Change the Paradigm

April 4, 2016  |  Category: All Things EHRHealth IT

Today’s EHRs have changed the medical records mechanism from paper to electronic, but not the paradigm.

For example, we have told doctors not to write on paper anymore, so now they are doing largely the same thing they were doing before, just on the computer. Yes, EHRs can legitimately claim to have reduced transcription errors. But computerization of clinical notes has had unintended negative consequences: notes have become more cluttered—and therefore less helpful—as physicians now routinely include the last 24 hours of results in their notes simply because it’s easy to do so with a mouse click. Dumping large amounts of clinical information into notes provides little value for the next clinician who reads them. Quite the opposite, in fact – physicians are spending more time sifting through lengthy clinical notes trying to discern the vital nuggets of information necessary to inform the care they’ll deliver to their patients.

To date, no one is helping doctors take advantage of the computer to write better notes.
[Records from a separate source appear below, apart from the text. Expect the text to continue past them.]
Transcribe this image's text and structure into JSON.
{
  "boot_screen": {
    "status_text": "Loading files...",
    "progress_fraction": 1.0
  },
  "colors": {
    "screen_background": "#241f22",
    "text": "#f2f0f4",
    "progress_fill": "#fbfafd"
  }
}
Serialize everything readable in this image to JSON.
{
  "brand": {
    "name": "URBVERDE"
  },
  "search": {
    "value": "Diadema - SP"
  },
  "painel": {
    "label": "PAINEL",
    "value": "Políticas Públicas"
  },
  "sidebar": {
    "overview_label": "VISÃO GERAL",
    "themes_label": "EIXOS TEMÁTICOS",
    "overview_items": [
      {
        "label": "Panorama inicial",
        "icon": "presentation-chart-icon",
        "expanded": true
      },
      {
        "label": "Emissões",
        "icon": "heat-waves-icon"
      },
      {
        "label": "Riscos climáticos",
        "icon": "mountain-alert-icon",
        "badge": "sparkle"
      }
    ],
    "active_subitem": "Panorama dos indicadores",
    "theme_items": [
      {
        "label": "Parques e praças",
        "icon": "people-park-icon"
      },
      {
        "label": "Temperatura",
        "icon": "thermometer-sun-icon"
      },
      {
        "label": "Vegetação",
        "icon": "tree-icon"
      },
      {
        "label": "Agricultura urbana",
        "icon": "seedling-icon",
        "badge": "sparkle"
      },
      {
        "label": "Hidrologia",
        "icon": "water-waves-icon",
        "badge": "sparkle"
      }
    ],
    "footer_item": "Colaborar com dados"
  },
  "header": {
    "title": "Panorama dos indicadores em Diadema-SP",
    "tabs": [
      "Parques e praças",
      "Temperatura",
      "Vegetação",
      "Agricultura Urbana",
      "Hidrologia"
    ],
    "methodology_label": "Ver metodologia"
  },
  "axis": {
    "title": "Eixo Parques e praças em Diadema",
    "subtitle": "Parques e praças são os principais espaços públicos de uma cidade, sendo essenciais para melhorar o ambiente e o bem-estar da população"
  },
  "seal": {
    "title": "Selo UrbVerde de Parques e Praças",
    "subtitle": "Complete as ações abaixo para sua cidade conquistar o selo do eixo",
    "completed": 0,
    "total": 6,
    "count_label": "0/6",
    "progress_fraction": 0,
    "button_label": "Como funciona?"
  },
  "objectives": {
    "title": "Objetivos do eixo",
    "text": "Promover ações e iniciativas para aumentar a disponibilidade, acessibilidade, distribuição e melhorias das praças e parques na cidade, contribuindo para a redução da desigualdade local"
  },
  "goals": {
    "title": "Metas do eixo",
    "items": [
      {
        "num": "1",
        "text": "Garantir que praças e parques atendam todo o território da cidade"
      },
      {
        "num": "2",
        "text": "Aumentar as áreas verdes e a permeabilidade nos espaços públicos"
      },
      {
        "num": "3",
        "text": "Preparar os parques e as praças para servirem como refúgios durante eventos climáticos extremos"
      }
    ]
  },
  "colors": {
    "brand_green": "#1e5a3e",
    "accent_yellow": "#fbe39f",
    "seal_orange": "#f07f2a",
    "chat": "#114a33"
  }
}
And whether in SOAP or APSO (or any other) format, the notes taken about a patient’s visit – and, by extension, the system a doctor uses to take them – can impact the patient’s healthcare experience.

Of course moving to the computer is a logical first step – it’s important that American healthcare has taken it – but computerization can be awkward and, in and of itself, doesn’t necessarily yield positive change. Healthcare should take a lesson from Uber and reinvent the process so it’s optimized for and native to the technology that enables it. That’s where significant benefits will be realized, including (and most importantly) improvements in patient care.

Chief Executive Officer
Paul has more than 20 years of experience in healthcare information technology. Prior to PatientKeeper, Paul held senior executive-level positions at leading healthcare and consulting firms, such as McKesson, HPR, and The Boston Consulting Group. Paul began his healthcare IT career as the founder and president of BCS, an early physician office management software company.